Residency Restrictions Fall in 6th & 9th Circuit, Ohio Ban on Per Signature Pay Struck Down

Thu, Jan 22 2009 by Anonymous

As a case from Arizona concerning a ban on non-residents circulating petitions is appealed to the U.S. Supreme Court, the High Court just last week denied the State of Ohio’s appeal of a federal court ruling that the state’s ban on per signature payments to petition circulators is unconstitutional.

Consumer advocate Ralph Nader calls them “Jim Crow laws.” Yet, in the last three years, legislatures in Colorado, Montana, Nebraska and South Dakota have passed laws restricting the work of circulating a petition to state residents only.

Lawsuits stemming from Mr. Nader’s 2004 independent presidential run and state residency laws landed in two federal circuit courts in 2008. Three judge panels in both the federal Sixth and Ninth Circuit Courts of Appeal overturned those residency laws in Ohio and Arizona, respectively, handing down unanimous 3-0 rulings.

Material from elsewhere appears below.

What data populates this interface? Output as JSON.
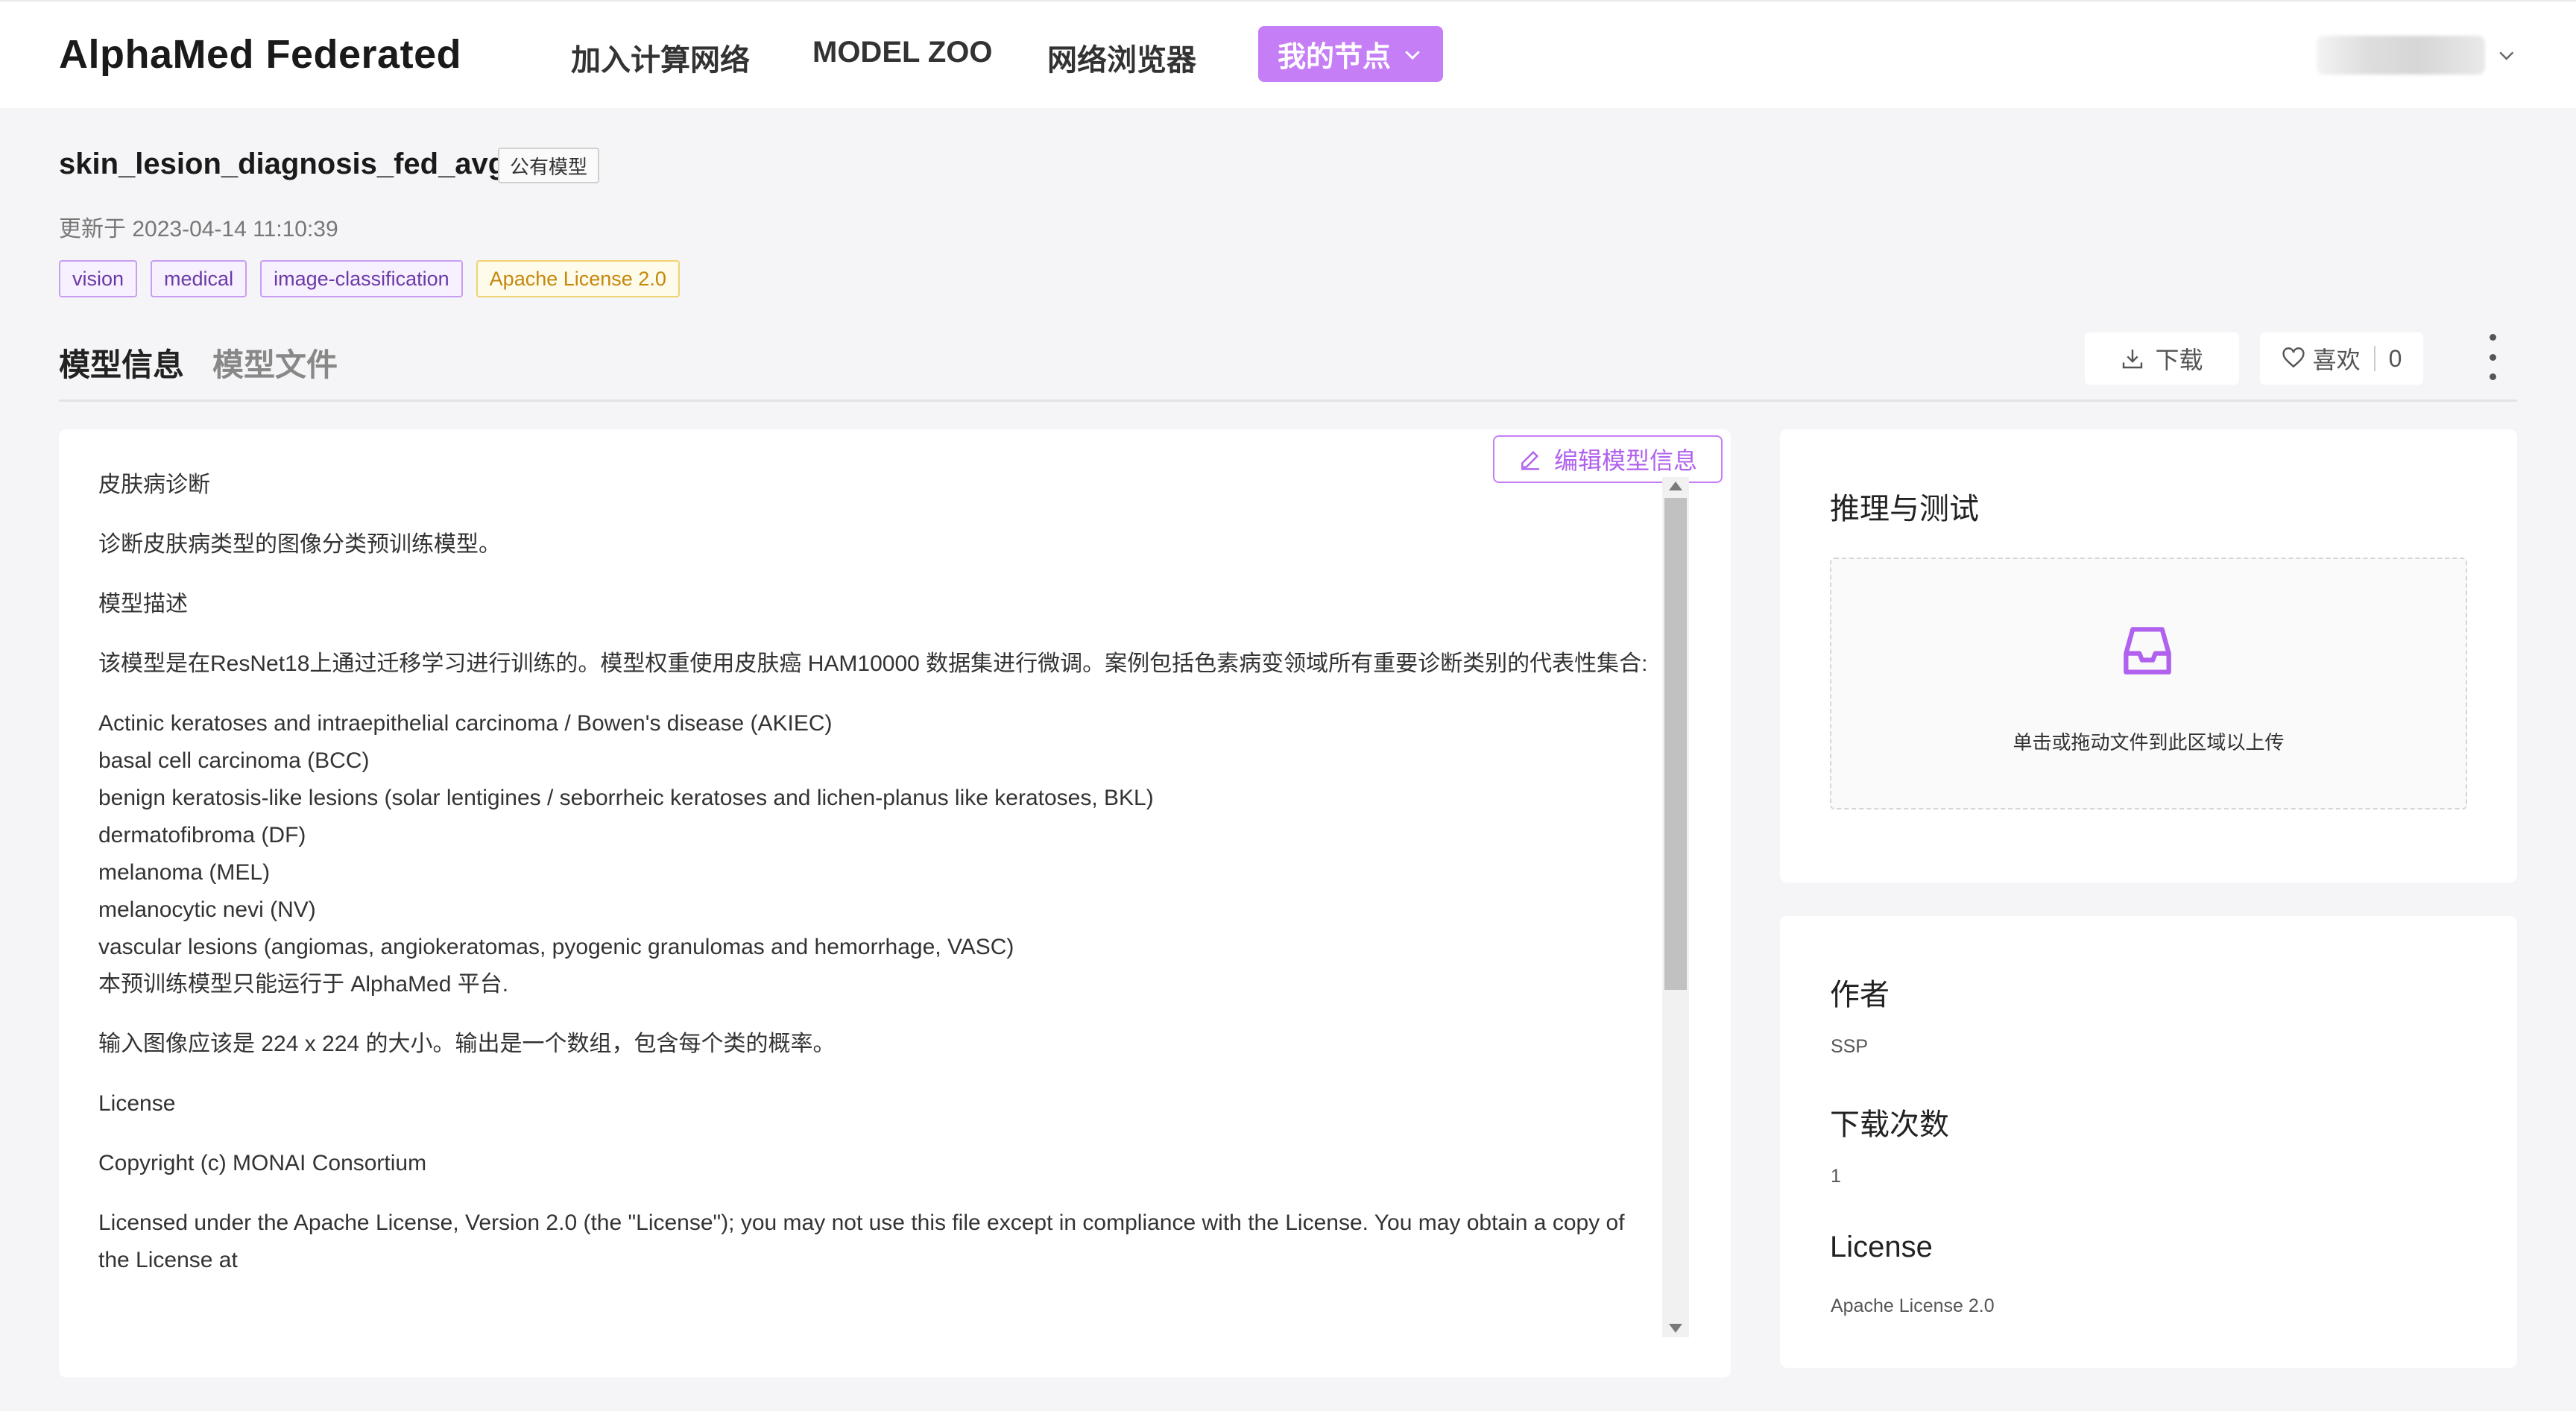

The Ninth Circuit case, Nader v. Brewer, has now been appealed by Arizona Secretary of State Janice Brewer to the U.S. Supreme Court. The Sixth Circuit case concerning the Ohio law, Moore v. Brunner, has not been appealed.

Back in September, the federal Tenth Circuit heard oral arguments in an Oklahoma residency case, Yes on Term Limits v. Savage. A decision from that three judge panel is also expected in the next two to three months.

Another petition regulation popular with legislatures is outlawing the practice of compensating petition circulators on the basis of the number of signatures they gather.

Supporters of these so-called “pay-per-signature” bans argue that a per signature payment encourages circulators to forge signatures or to gather signatures of dubious validity. Opponents contend that paying by the hour costs initiative proponents dearly as it allows employees to not work diligently at gathering signatures and still get paid.

The U.S. Supreme Court just denied the State of Ohio appeal in the case Deters v. Citizens for Tax Reform (referred to in the cert petition as Ohio v. Citizens for Tax Reform). Thus, the High Court leaves in tact a federal district court and the Sixth Circuit’s decision striking down the Ohio ban.

Attorney David Langdon represented Citizens for Tax Reform. Citizens in Charge Foundation entered the fray in this case by funding Langdon’s reply brief to the U.S. Supreme Court, wherein he argued against the High Court granting cert.

Unlike the Ohio ban, similar restrictions have been upheld in the Eighth and Ninth Circuits regarding bans in North Dakota and Oregon, respectively. The Oregon law is facing a second challenge.

Both residency and payment per signature restrictions are likely be decided by the U.S. Supreme Court. But the big question is: when? The High Court could take the current case on residency from Arizona now pending or it may not get involved for quite some time.